- Opening Delimiter -

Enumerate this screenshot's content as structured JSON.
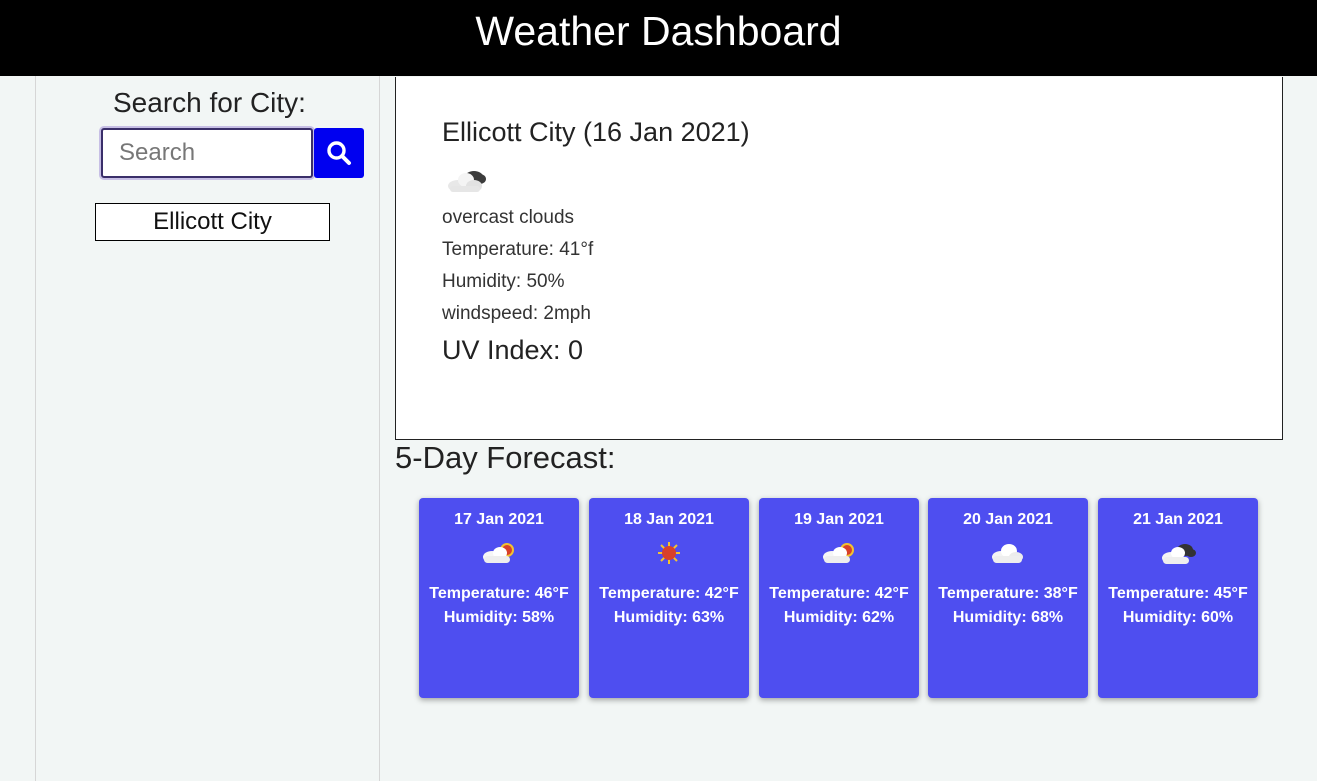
{
  "header": {
    "title": "Weather Dashboard"
  },
  "sidebar": {
    "search_title": "Search for City:",
    "search_placeholder": "Search",
    "search_value": "",
    "history": [
      "Ellicott City"
    ]
  },
  "current": {
    "city_date": "Ellicott City (16 Jan 2021)",
    "icon": "overcast-clouds-icon",
    "description": "overcast clouds",
    "temperature": "Temperature: 41°f",
    "humidity": "Humidity: 50%",
    "windspeed": "windspeed: 2mph",
    "uv": "UV Index: 0"
  },
  "forecast": {
    "title": "5-Day Forecast:",
    "days": [
      {
        "date": "17 Jan 2021",
        "icon": "few-clouds-icon",
        "temp": "Temperature: 46°F",
        "humidity": "Humidity: 58%"
      },
      {
        "date": "18 Jan 2021",
        "icon": "clear-sky-icon",
        "temp": "Temperature: 42°F",
        "humidity": "Humidity: 63%"
      },
      {
        "date": "19 Jan 2021",
        "icon": "few-clouds-icon",
        "temp": "Temperature: 42°F",
        "humidity": "Humidity: 62%"
      },
      {
        "date": "20 Jan 2021",
        "icon": "scattered-clouds-icon",
        "temp": "Temperature: 38°F",
        "humidity": "Humidity: 68%"
      },
      {
        "date": "21 Jan 2021",
        "icon": "broken-clouds-icon",
        "temp": "Temperature: 45°F",
        "humidity": "Humidity: 60%"
      }
    ]
  },
  "colors": {
    "header_bg": "#000000",
    "search_button": "#0000f0",
    "card_bg": "#4e4ef0",
    "page_bg": "#f2f6f5"
  }
}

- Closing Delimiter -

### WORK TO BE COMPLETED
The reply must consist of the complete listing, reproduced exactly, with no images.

### RESULT FOR THIS TASK
Enumerate this screenshot's content as structured JSON.
{
  "header": {
    "title": "Weather Dashboard"
  },
  "sidebar": {
    "search_title": "Search for City:",
    "search_placeholder": "Search",
    "search_value": "",
    "history": [
      "Ellicott City"
    ]
  },
  "current": {
    "city_date": "Ellicott City (16 Jan 2021)",
    "icon": "overcast-clouds-icon",
    "description": "overcast clouds",
    "temperature": "Temperature: 41°f",
    "humidity": "Humidity: 50%",
    "windspeed": "windspeed: 2mph",
    "uv": "UV Index: 0"
  },
  "forecast": {
    "title": "5-Day Forecast:",
    "days": [
      {
        "date": "17 Jan 2021",
        "icon": "few-clouds-icon",
        "temp": "Temperature: 46°F",
        "humidity": "Humidity: 58%"
      },
      {
        "date": "18 Jan 2021",
        "icon": "clear-sky-icon",
        "temp": "Temperature: 42°F",
        "humidity": "Humidity: 63%"
      },
      {
        "date": "19 Jan 2021",
        "icon": "few-clouds-icon",
        "temp": "Temperature: 42°F",
        "humidity": "Humidity: 62%"
      },
      {
        "date": "20 Jan 2021",
        "icon": "scattered-clouds-icon",
        "temp": "Temperature: 38°F",
        "humidity": "Humidity: 68%"
      },
      {
        "date": "21 Jan 2021",
        "icon": "broken-clouds-icon",
        "temp": "Temperature: 45°F",
        "humidity": "Humidity: 60%"
      }
    ]
  },
  "colors": {
    "header_bg": "#000000",
    "search_button": "#0000f0",
    "card_bg": "#4e4ef0",
    "page_bg": "#f2f6f5"
  }
}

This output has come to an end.